In our work, we’re often asked for evidence on how VR impacts learning. And with virtual reality developing so rapidly, there’s been little in the way of hard evidence. But in a new study from the University of Maryland on VR and memory, researchers discovered that students have better recall when working in immersive environments instead of flat computer screens.
The few other studies available haven’t tackled the issue of VR and memory or learning. An early project with high school students was (thankfully) very broad-based and provided fascinating observations, but not the data an emerging field needs.
The UMD study used the concept of a “memory palace,” where participants recall objects by placing them in an imaginary physical location. Half the group did it in VR while the other half worked on a flat computer screen.
A little detour through the Memory Palace
One of the earliest concepts of a Memory Palace goes back to the Italian philosopher and humanist Giulio Camillo Delminio. His book, Idea del Theatro (1550), described an inverted theater where the spectator and actors swap their locations.
It almost sounds like an early conceptual version of virtual reality. Maybe that’s stretching it a bit, but at least Antonin Artaud would have approved.
In this inverted theater,
. . . the spectator (the mnemonist) is on the stage (proscenium) and he observes the actors (the images of the thing that he wants to memorize) on the stalls. It is unclear whether he actually was able to build a prototype of this kind of theater; what is important is the idea, since a real theatre of memory is not “real”, it is only envisaged. (Wall Street International)
Interesting enough, some of our VR interfaces seem to copy Camillo’s design for their opening menus. The UMD study recreated the Memory Palace concept by having the participants place objects both inside an ornate palace and on an external view of a medieval village.
VR and Memory
Here is the description of the study conducted by Amitabh Varshney, senior research scientist Catherine Plaisant, and Eric Krokos who is a doctoral student and lead author on the paper.
For the study, the UMD researchers recruited 40 volunteers — mostly UMD students unfamiliar with virtual reality. The researchers split the participants into two groups: one viewed information first via a VR head-mounted display and then on a desktop; the other did the opposite.
Both groups received printouts of well-known faces — including Abraham Lincoln, the Dalai Lama, Arnold Schwarzenegger and Marilyn Monroe — and familiarized themselves with the images.
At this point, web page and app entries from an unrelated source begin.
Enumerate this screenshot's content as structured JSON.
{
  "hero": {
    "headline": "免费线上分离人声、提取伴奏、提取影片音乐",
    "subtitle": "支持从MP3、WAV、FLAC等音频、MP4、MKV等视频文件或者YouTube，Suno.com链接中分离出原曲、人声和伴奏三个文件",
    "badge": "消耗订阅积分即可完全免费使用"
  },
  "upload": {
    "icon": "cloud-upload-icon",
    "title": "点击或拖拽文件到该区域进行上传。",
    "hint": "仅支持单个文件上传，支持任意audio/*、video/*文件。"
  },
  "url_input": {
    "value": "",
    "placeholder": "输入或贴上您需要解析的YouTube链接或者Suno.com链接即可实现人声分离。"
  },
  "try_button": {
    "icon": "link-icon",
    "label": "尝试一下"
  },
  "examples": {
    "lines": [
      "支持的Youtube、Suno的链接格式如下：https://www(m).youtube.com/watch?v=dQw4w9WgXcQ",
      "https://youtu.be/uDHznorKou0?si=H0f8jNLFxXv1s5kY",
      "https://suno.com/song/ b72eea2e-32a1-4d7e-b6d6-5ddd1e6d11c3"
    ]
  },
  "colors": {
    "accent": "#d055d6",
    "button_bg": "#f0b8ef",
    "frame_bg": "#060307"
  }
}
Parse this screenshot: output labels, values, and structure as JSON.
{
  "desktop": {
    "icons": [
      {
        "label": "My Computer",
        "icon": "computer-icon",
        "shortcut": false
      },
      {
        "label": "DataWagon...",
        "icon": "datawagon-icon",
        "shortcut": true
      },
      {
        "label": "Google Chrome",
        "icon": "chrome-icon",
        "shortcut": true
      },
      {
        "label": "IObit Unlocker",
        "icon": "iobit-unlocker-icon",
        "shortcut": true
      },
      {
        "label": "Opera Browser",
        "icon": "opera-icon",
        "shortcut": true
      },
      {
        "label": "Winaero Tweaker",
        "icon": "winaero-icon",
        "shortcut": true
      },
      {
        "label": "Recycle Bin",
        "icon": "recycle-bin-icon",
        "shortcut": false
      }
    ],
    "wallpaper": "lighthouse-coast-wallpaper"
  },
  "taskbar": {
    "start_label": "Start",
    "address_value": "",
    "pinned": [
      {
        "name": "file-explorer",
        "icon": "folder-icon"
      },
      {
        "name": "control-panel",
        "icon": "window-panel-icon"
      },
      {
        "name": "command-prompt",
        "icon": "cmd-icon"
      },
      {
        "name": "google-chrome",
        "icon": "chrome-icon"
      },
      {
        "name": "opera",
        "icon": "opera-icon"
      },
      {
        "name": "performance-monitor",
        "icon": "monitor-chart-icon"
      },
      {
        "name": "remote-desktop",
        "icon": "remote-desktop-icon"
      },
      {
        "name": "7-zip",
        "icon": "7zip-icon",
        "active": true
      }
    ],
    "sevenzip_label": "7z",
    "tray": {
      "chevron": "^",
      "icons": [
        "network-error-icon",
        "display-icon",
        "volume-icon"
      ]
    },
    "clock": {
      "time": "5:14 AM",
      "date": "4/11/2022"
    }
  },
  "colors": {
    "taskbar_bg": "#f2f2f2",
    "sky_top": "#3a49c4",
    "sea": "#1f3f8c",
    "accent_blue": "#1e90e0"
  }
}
Next, the researchers showed the participants the faces using the memory palace format with two imaginary locations: an interior room of an ornate palace and an external view of a medieval town. Both of the study groups navigated each memory palace for five minutes. Desktop participants used a mouse to change their viewpoint, while VR users turned their heads from side to side and looked up and down.
Next, Krokos asked the users to memorize the location of each of the faces shown. Half the faces were positioned in different locations within the interior setting — Oprah Winfrey appeared at the top of a grand staircase; Stephen Hawking was a few steps down, followed by Shrek. On the ground floor, Napoleon Bonaparte’s face sat above majestic wooden table, while The Rev. Martin Luther King Jr. was positioned in the center of the room . . . .
. . . .Then, the scene went blank, and after a two-minute break, each memory palace reappeared with numbered boxes where the faces had been. The research participants were then asked to recall which face had been in each location where a number was now displayed. (Science Daily)
The research results demonstrated a solid 8.8% increase in recall, with more than 40% of the study’s participants scoring 10% or higher increase while using VR. Of course, longtime readers know that we see augmented and virtual reality providing much more than statistical gains in learning. It will transform the way we learn and the design of our institutions. But it’s still helpful to see some short-term evidence and the data may help get some projects off the ground.
As Amitabh Varshney observes in studying VR and memory,
. . . it opens the door to further studies that look at the impact of VR-based training modules at all levels — from elementary school children learning astronomy to trauma residents acquiring the latest knowledge in lifesaving procedures. We believe the future of education and innovation will benefit greatly from the use of these new visual technologies.
We’re looking forward to future studies in this area.
Emory Craig is a VR consultant, writer, and speaker with years of experience in art, new media, and higher education. He is actively engaged in innovative developments for AR and VR at the intersection of learning, games, and immersive storytelling. He is fascinated by virtual worlds, AI-driven avatars, and the ethical implications of blurring the boundaries between the real and the virtual.